Given our modern choices, it is no surprise that religious expression is being stifled. After all, religion teaches that our new “freedoms” are spiritually, physically and socially harmful. The churches repeatedly testify that “the paths of history are strewn with the ruins of empires and nations that ignored God’s principles, especially in the areas of sex, marriage and family.” But we do not want to hear that warning.

Recently, a homilist speaking to a specifically Christian audience said, “We are all called to be prophets, not in the sense of foretelling the future, but in the work of putting the truth before people. From the cradle to the grave, no one is exempted from this call.” In every setting where a Christian goes, there are opportunities to be this kind of prophet, he stressed, in ways that are perfectly suited to each one’s personality and capabilities.

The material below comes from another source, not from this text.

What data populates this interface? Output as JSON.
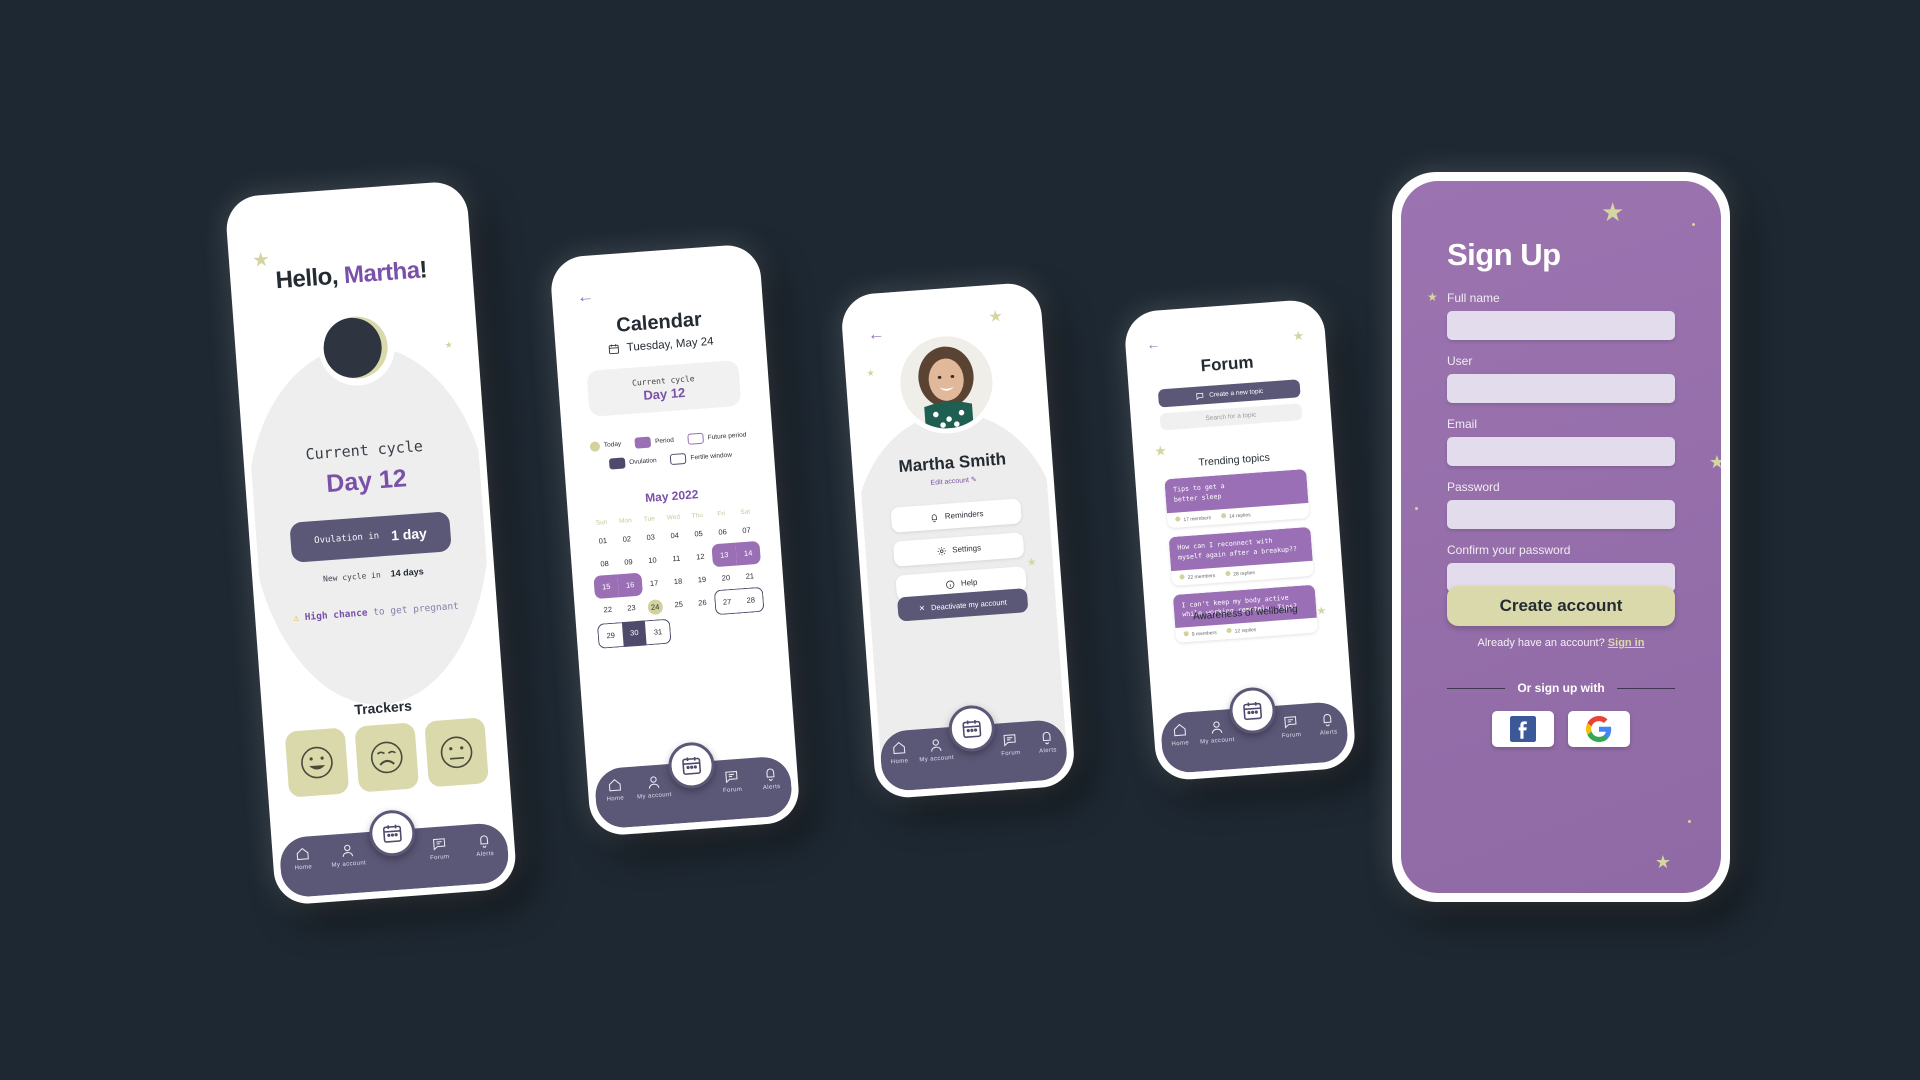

It’s not enough to pray and do nothing, he said. Being a prophet also requires actions, some big, some small, some dramatic, some subtle. One of mine is very small. When we honour the veterans each year, I like to also honour the unborn who have been sacrificed for our pseudo-freedoms. I anchor a poppy to my lapel with a “little feet” pin, a reminder that these little ones also paid with their lives for someone’s “freedom.” False freedom though it is, their sacrifice is somehow linked with those of the veterans. They, too, deserve to be mourned.

Award-winning American columnist Linda Bowles observed (July 24, 2001): “The (North) American culture is journeying through muck and smut, looking for lower ground, not of necessity, but of depravity. Unless we change course, and soon, our destination is either moral anarchy and social chaos, or the surrender of all our freedoms to Big Brother in exchange for his promise to protect us from ourselves.”

Will Durant took the long view. In a lecture broadcast in November 1945, he said, “The best lesson of history is that man is tough; he survives countless crises, as he will survive those that agitate us today … However deeply (he) may seem to have fallen, however great the disaster that appears to have overwhelmed him, he picks himself up, ‘bloody but unbowed,’ still eager, curious, imaginative, resolute, and marches on. Somewhere, somehow, he will build again.”

If we prophets take our calling seriously, we can help to rebuild our civilization now. We may even change the course of history.